Not too big, not too small. Not too hot, not too cold. A newly discovered planet looks just right for life as we know it, according to an international group of astronomers. VOA’s Steve Baragona has more.
Video

Video Copts in Diaspora Worry About Future in Egypt

Around 10 percent of Egypt’s population belong to the Coptic faith, making them the largest Christian minority in the Middle East. But they have become targets of violence since the revolution three years ago. With elections scheduled for May and the struggle between the Egyptian military and Islamists continuing, many Copts abroad are deeply worried about the future of their ancient church. VOA religion correspondent Jerome Socolovsky visited a Coptic church outside Washington DC.
Video

Video Critics Say Venezuelan Protests Test Limits of Military's Support

During the two months of deadly anti-government protests that have rocked the oil-rich nation of Venezuela, President Nicolas Maduro has accused the opposition of trying to initiate a coup. Though a small number of military officers have been arrested for allegedly plotting against the government, VOA’s Brian Padden reports the leadership of the armed forces continues to support the president, at least for now.
Video

Video More Millenials Unplug to Embrace Board Games

A big new trend in the U.S. toy industry has more consumers switching off their high-tech gadgets to play with classic toys, like board games. This is especially true among the so-called millenial generation - those born in the 1980's and 90's. Elizabeth Lee has more from an unusual café in Los Angeles, where the new trend is popular and business is booming.
Video

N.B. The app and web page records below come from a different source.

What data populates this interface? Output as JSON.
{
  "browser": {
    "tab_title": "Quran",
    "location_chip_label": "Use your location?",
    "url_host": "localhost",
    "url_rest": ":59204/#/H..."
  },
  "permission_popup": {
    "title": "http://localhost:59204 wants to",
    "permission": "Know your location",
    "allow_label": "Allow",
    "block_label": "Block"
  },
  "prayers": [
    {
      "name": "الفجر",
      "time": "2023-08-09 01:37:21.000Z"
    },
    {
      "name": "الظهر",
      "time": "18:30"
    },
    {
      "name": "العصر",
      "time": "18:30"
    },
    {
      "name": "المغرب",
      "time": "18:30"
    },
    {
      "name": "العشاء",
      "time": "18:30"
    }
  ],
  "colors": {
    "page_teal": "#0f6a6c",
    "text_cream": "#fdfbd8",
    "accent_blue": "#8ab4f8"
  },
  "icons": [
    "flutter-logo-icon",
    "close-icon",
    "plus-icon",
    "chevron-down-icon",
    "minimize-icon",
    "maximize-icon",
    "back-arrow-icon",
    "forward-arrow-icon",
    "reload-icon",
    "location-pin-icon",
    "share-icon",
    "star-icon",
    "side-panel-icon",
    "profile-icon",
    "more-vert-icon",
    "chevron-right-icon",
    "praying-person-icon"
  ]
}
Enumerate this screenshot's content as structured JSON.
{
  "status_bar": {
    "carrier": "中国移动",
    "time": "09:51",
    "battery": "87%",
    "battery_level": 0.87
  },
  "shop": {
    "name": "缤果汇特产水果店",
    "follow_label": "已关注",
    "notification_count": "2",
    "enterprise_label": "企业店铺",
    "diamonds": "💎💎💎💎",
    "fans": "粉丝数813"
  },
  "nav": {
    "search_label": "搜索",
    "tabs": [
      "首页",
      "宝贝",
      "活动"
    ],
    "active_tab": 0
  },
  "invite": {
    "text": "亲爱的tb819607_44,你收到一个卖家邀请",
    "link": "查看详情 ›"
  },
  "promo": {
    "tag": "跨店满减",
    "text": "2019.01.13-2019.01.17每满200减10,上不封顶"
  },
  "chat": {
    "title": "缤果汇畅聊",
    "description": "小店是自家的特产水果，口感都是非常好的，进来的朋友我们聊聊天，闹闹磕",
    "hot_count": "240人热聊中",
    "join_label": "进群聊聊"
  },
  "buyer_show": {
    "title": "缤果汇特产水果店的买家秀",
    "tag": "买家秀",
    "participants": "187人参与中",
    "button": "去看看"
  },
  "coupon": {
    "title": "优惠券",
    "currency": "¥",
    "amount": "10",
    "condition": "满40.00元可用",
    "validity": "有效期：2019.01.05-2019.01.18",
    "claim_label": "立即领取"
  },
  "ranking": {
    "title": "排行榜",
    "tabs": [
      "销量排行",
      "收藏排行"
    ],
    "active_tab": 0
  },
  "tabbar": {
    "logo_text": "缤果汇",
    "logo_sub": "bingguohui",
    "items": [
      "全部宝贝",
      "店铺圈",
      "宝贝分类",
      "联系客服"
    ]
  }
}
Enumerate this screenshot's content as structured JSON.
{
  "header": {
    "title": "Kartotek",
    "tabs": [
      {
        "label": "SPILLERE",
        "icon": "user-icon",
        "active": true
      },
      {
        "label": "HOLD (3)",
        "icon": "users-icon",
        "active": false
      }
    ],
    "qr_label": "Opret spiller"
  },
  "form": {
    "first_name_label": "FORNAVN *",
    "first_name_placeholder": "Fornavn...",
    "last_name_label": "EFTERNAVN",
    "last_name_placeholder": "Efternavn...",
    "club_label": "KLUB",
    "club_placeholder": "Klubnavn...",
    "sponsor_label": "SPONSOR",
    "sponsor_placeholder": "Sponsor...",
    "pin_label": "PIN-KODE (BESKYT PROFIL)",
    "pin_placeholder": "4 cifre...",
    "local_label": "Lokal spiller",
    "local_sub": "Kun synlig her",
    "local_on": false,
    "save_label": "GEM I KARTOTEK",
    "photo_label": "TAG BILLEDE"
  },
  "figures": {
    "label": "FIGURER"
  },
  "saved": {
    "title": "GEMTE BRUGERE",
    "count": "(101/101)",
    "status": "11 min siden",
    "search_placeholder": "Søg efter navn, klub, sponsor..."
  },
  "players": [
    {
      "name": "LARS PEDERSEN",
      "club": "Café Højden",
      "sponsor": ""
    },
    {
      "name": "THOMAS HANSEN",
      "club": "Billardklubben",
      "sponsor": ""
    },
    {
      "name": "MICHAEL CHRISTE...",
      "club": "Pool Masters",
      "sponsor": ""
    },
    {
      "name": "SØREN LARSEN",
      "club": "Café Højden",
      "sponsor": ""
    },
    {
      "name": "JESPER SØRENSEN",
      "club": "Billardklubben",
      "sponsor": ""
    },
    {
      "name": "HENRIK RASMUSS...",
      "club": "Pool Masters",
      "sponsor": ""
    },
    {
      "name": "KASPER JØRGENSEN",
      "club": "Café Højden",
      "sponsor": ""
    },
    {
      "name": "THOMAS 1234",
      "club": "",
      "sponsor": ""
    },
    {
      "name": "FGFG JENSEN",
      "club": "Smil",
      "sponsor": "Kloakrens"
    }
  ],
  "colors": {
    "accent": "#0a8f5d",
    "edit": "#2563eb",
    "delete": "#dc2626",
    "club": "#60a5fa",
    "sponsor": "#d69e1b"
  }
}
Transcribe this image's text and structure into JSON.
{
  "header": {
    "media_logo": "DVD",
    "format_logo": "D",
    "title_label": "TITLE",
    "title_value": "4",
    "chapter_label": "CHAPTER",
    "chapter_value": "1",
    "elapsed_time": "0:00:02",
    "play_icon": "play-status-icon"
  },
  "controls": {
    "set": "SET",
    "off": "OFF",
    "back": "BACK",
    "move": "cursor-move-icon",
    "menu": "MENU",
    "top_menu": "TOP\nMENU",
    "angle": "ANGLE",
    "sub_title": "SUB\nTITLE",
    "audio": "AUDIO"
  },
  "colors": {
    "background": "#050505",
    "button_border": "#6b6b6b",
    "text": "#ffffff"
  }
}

Video Google Buys Drone Company

In its latest purchase of high-tech companies, Google has acquired a manufacturer of solar-powered drones that can stay in the air almost indefinitely, relaying broadband Internet connection to remote areas. It is seen as yet another step in the U.S. based Web giant’s bid to bring Internet to the whole world. VOA’s George Putic reports.
AppleAndroid